STRATEGY

Section 342(4) of the Criminal Code of Canada is stated to define the term "traffic" as it relates to credit card or credit card data. This section has significant implications for anyone dealing with credit cards or credit card data, particularly for businesses and individuals who handle such information. Dealing with this section of the Criminal Code of Canada requires strategic considerations, and there are various strategies that can be employed to mitigate the risks associated with this law. One of the first strategic considerations when dealing with section 342(4) is to ensure that all employees and stakeholders are aware of the law's provisions. It is necessary to educate individuals about the risks and consequences of violating the law. Businesses must take steps to train their employees, contractors, and vendors on how to handle sensitive information to comply with section 342(4). Also, for businesses who engage in cross-border transactions, there is a need to educate them on the legal implications of importing or exporting credit card data. Another strategic consideration when dealing with this section of the Criminal Code is to have robust procedures and policies. Businesses must have internal controls, policies, and procedures in place to protect sensitive data from being trafficked, ensuring that proper authorization is obtained, and limiting access to sensitive information. It is crucial to maintain proper documentation related to these policies and procedures, in case of an investigation or charges being laid. Furthermore, using encryption and other technical control measures can help mitigate the risk of credit card data trafficking.

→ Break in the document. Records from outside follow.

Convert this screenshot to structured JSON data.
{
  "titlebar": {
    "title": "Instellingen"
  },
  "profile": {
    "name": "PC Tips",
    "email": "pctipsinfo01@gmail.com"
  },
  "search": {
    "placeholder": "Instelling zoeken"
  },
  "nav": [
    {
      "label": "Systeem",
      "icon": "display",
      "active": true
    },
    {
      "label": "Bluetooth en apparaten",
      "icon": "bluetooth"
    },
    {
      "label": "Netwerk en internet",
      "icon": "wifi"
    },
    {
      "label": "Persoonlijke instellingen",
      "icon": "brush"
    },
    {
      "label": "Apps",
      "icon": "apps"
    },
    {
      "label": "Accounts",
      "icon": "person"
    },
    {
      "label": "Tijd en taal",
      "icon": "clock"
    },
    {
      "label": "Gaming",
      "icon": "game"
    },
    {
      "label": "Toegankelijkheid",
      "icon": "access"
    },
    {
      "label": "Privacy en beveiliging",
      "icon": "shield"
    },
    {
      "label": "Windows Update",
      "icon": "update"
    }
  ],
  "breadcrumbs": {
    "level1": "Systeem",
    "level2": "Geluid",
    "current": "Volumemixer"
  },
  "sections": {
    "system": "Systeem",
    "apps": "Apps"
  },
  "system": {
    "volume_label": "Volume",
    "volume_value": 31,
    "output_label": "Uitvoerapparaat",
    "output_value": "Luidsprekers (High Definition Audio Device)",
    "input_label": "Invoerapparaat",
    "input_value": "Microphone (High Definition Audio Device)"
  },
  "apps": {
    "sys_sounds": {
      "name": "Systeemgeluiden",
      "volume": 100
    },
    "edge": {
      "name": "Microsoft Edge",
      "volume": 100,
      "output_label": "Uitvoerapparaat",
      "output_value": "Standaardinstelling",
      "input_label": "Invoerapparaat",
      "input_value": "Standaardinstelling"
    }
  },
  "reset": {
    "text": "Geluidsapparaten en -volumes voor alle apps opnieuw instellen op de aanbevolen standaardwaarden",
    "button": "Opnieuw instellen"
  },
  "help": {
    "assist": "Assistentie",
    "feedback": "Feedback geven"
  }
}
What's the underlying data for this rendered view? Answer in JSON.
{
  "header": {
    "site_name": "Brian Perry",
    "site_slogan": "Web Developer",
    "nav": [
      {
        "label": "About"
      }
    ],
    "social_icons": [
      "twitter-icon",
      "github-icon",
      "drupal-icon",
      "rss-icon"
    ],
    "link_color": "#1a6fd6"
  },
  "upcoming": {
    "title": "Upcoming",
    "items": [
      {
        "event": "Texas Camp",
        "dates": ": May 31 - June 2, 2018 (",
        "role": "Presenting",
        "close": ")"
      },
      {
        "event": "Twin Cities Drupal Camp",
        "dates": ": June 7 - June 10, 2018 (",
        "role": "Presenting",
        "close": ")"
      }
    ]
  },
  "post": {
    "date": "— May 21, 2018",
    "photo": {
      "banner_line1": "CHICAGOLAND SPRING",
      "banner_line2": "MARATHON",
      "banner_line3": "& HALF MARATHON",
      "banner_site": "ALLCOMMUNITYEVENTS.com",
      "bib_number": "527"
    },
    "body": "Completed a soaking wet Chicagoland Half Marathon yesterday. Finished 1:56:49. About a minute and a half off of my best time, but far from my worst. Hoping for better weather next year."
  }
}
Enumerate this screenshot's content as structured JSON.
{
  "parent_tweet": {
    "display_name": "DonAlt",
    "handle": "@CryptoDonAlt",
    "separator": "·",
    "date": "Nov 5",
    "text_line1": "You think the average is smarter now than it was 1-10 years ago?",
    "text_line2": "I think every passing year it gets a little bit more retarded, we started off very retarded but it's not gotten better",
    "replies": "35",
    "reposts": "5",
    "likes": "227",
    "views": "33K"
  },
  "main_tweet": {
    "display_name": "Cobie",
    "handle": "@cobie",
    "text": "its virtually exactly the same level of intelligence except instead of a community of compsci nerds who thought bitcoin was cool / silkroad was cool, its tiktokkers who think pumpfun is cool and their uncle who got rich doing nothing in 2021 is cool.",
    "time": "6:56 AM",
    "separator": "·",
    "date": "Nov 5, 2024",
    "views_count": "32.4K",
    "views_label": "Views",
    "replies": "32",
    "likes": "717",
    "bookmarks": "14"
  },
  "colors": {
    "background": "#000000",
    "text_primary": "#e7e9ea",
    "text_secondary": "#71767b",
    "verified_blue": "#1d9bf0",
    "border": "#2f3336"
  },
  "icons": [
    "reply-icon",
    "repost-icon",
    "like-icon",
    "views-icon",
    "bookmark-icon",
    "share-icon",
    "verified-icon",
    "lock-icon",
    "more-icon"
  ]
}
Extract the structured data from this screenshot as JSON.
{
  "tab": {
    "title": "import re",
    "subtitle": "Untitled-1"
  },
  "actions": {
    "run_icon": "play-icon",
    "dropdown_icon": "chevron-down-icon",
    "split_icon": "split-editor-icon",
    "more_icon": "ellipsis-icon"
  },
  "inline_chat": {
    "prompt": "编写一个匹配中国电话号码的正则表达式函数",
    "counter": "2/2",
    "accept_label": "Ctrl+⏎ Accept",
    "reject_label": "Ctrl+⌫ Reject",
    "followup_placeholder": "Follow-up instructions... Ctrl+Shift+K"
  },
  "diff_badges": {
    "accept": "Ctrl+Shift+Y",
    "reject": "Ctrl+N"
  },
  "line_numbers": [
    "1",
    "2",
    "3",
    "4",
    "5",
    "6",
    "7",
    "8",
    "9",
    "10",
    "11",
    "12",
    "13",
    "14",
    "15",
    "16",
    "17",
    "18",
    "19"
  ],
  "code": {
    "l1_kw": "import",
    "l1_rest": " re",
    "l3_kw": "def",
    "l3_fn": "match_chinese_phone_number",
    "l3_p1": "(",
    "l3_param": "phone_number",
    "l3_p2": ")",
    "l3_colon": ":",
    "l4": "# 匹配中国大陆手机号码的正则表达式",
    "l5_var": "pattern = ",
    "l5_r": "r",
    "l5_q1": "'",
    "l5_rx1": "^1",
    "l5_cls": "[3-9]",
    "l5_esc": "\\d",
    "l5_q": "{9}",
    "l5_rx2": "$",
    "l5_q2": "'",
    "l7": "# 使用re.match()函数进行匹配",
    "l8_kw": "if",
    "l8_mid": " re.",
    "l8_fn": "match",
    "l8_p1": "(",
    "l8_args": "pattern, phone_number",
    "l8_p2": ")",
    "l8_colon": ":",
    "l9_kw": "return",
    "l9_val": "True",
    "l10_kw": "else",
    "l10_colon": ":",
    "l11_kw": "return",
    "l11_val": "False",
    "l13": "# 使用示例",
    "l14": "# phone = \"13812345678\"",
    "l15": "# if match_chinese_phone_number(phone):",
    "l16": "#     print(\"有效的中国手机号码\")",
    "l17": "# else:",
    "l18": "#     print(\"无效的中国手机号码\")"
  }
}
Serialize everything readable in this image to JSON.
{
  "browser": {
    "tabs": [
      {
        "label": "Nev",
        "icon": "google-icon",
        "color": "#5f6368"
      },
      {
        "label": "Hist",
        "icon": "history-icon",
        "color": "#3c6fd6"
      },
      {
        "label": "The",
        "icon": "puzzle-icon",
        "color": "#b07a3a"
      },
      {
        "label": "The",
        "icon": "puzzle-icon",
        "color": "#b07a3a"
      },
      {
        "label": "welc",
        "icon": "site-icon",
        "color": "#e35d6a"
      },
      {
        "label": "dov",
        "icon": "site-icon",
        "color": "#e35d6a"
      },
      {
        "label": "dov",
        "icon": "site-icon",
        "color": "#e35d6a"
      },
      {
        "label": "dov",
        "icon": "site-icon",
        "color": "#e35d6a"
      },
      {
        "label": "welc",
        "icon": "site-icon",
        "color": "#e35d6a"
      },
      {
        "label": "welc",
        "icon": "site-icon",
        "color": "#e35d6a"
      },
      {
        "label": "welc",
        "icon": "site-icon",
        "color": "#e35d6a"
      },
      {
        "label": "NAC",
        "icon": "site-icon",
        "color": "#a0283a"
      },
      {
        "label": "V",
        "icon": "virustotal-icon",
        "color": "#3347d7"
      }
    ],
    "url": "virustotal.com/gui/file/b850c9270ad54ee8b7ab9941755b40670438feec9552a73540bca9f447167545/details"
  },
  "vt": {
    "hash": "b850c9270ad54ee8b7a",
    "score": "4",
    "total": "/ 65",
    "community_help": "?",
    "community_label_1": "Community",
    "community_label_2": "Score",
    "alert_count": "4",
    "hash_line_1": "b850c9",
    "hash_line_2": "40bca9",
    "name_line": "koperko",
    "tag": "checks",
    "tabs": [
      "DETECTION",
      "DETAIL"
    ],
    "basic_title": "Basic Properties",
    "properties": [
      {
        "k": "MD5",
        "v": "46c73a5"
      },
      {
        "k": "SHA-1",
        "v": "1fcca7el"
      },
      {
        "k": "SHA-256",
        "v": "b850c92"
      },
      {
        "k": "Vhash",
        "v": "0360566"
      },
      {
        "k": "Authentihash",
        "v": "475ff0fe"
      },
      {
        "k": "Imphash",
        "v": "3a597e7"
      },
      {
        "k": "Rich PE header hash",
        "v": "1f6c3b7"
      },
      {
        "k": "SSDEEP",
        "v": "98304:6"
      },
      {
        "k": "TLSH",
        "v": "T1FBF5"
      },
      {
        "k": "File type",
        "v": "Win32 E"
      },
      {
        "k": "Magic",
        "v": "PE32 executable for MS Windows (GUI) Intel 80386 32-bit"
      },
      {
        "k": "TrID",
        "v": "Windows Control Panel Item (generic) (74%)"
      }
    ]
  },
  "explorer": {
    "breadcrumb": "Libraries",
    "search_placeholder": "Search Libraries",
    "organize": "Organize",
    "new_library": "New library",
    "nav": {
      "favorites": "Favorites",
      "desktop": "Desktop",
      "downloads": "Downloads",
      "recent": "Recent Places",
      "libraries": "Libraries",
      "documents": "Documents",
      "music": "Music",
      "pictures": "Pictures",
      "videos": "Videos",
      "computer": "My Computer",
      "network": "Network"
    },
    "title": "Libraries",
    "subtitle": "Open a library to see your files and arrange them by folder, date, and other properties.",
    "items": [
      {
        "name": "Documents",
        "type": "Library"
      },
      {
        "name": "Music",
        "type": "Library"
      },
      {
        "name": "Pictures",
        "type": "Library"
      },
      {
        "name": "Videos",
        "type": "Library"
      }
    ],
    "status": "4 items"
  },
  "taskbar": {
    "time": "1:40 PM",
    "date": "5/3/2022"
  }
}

Technical controls can help restrict access to sensitive information, making it more challenging for individuals to traffic such data. Encryption helps protect data both in transit and at rest and can be one of the most effective ways to secure credit card data. Moreover, it is essential to work with regulators, auditors, and other authoritative bodies when dealing with credit card data. Businesses must ensure that they comply with all the regulatory requirements concerning the security of credit card data. This compliance can help mitigate legal and reputational risks associated with section 342(4). In summary, businesses and individuals need to consider the strategic steps when dealing with section 342(4) of the Criminal Code of Canada. These considerations include educating all stakeholders on the law's provisions, implementing robust policies and procedures, leveraging technical control, working with regulators and auditors, and ensuring compliance with all regulatory requirements. Employing these strategies can help businesses mitigate the legal and reputational risks associated with this law.